Dr Xiaolin Zhang holds a PhD from Florida State University, studying the role of current on the El Nino and Southern Oscillation Prediction by combining theory and data analysis. She then moved to University of Colorado, Boulder to finish her postdoc, exploring the Indian Ocean upwelling by using numerical modeling and data analysis.
Her previous research was mainly focused on ocean dynamics by using theory, observation and modeling. More specifically, her Ph.D thesis at Florida State University studies (1) why the zonal current in the eastern Pacific ocean leads sea level by 2-3 months as well as the ENSO predictors and (2) why the warm water volume can be used as an ENSO predictor by using a linear pure dynamical model. We also explored how the ocean responses to the fresh water flux at interannual timescale in the western equatorial Pacific Ocean by using theory and in situ data. An article relevant to her thesis has received the best student poster award at the 2016 CLIVER Open Science meeting. At University of Colorado, Boulder, her postdoc work is about understanding the influence of climate modes on the Indian Ocean upwelling at interannual timescale. On the basis of her phd and postdoc work, in the future, Xiaolin plans to keep working on the (1) air-sea interactions (2) paleoceanography (3) interannual variability (4) global water cycle and barrier layer (5) the interaction between subtropics and tropics (6) the interaction between Indian ocean and Pacific ocean by combining theory, numerical modeling and observational analysis.
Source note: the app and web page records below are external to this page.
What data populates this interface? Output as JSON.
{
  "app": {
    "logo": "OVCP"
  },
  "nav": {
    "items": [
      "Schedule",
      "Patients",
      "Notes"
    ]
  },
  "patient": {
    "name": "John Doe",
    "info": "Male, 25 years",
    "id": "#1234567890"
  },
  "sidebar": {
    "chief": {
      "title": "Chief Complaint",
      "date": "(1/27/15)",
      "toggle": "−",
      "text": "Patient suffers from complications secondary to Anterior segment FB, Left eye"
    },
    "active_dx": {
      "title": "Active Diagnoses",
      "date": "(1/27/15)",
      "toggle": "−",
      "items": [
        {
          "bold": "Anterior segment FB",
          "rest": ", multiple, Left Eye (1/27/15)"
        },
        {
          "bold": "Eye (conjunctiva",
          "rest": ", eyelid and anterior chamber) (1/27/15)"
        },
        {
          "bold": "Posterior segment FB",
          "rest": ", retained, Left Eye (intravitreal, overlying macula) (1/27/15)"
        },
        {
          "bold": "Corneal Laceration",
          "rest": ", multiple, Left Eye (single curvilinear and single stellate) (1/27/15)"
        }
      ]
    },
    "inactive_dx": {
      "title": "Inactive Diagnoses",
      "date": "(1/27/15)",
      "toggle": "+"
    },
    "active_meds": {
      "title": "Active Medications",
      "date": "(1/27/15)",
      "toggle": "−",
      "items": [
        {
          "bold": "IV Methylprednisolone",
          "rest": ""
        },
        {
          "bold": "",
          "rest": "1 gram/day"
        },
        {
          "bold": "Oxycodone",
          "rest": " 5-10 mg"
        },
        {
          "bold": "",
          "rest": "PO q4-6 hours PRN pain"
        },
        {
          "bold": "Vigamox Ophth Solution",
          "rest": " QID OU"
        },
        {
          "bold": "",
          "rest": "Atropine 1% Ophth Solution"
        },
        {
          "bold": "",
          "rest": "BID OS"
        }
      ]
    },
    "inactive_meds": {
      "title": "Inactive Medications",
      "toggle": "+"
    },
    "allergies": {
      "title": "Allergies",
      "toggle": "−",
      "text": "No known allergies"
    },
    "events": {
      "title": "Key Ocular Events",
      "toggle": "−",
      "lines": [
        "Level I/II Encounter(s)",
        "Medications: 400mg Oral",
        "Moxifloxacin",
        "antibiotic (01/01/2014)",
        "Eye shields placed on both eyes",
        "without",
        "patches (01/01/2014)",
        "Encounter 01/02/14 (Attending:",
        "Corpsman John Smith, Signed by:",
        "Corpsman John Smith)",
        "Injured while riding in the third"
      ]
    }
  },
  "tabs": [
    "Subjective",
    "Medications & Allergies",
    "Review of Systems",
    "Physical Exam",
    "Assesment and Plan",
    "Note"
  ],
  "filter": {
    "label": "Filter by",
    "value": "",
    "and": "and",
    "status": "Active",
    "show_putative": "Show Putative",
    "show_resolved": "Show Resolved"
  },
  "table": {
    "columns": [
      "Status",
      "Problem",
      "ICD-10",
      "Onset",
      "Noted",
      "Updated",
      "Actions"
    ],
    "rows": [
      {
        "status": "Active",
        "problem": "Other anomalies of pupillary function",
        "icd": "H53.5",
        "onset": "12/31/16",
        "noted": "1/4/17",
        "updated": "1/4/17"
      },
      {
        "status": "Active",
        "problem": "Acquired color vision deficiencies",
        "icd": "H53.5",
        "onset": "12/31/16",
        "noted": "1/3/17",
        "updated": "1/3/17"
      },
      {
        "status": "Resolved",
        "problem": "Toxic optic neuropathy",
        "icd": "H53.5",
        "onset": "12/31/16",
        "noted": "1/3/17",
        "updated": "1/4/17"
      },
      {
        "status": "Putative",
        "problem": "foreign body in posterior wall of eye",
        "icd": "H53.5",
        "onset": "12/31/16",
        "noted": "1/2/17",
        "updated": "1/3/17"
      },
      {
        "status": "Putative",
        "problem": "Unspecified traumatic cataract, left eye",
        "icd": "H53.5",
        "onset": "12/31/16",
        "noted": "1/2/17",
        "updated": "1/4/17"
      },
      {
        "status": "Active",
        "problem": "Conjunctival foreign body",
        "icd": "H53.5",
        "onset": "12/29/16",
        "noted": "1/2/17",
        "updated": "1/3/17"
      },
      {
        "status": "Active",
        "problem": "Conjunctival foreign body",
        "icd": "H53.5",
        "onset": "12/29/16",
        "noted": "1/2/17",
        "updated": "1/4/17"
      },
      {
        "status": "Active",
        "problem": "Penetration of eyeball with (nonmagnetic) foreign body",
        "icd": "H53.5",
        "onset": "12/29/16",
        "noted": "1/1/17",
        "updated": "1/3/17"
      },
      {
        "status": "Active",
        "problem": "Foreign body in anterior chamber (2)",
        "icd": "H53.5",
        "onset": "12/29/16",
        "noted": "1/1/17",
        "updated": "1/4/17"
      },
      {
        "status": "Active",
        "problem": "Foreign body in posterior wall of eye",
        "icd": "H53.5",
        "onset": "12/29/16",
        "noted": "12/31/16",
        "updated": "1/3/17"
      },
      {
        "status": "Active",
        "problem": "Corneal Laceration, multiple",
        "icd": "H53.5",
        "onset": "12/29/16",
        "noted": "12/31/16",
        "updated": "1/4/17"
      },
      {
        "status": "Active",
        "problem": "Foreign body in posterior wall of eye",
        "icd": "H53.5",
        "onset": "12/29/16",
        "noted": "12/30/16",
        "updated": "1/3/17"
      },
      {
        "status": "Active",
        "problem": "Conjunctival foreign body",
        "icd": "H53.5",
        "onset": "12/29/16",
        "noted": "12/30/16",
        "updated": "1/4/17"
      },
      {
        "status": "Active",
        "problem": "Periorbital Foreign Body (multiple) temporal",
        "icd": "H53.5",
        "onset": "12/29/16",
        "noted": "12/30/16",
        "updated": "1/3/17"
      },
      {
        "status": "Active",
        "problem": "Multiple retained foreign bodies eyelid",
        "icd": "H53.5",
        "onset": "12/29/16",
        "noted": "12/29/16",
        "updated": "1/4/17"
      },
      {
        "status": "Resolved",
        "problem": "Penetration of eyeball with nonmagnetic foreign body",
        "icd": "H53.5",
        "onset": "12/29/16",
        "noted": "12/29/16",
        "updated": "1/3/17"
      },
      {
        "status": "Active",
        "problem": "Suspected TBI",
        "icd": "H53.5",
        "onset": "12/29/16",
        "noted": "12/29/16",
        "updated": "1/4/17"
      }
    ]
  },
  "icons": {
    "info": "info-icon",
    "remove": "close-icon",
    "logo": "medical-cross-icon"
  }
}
Her current project is trying to understand the tropical Pacific mean state, annual cycle and ENSO in Holocene period by using the CMIP6 model and Linear Atmosphere-Ocean Model and the Causes of Decadal to Centennial Regional Sea Level Variations.
In the recent published article, “On the Physics of the Warm Water Volume and El Niño /La Niña Predictability” co-written by Allan J. Clarke and Xiaolin Zhang, they explained the mechanisms related to the asymmetry of big El Nino and La Nina events. Many theories have been advanced to explain the generation mechanism of El Niño and the Southern Oscillation (ENSO) in the equatorial Pacific. The Bjerknes mechanism relies on an ocean-atmosphere instability involving the anomalous Pacific equatorial zonal sea surface temperature (SST) gradient. Others have suggested that the zonal equatorial movement of the equatorial Pacific warm/fresh pool and associated air-sea interaction are key to ENSO generation. Recently El Niño flavors related to central Pacific and eastern Pacific SST anomalies have been the subject of much community discussion. Theories of El Niño generation and its demise should explain why major El Niño indices are phase-locked to the seasonal cycle, why there is a persistence barrier to ENSO prediction, and why certain quantities like the equatorial warm water volume can foreshadow El Niño. In their work it is shown using simple physical arguments that the movement of the warm pool right at the equator is crucial to understanding El Niño dynamics and our ability to predict El Niño/La Niña.
She is also active on: Research Gate https://www.researchgate.net/profile/Xiaolin_Zhang10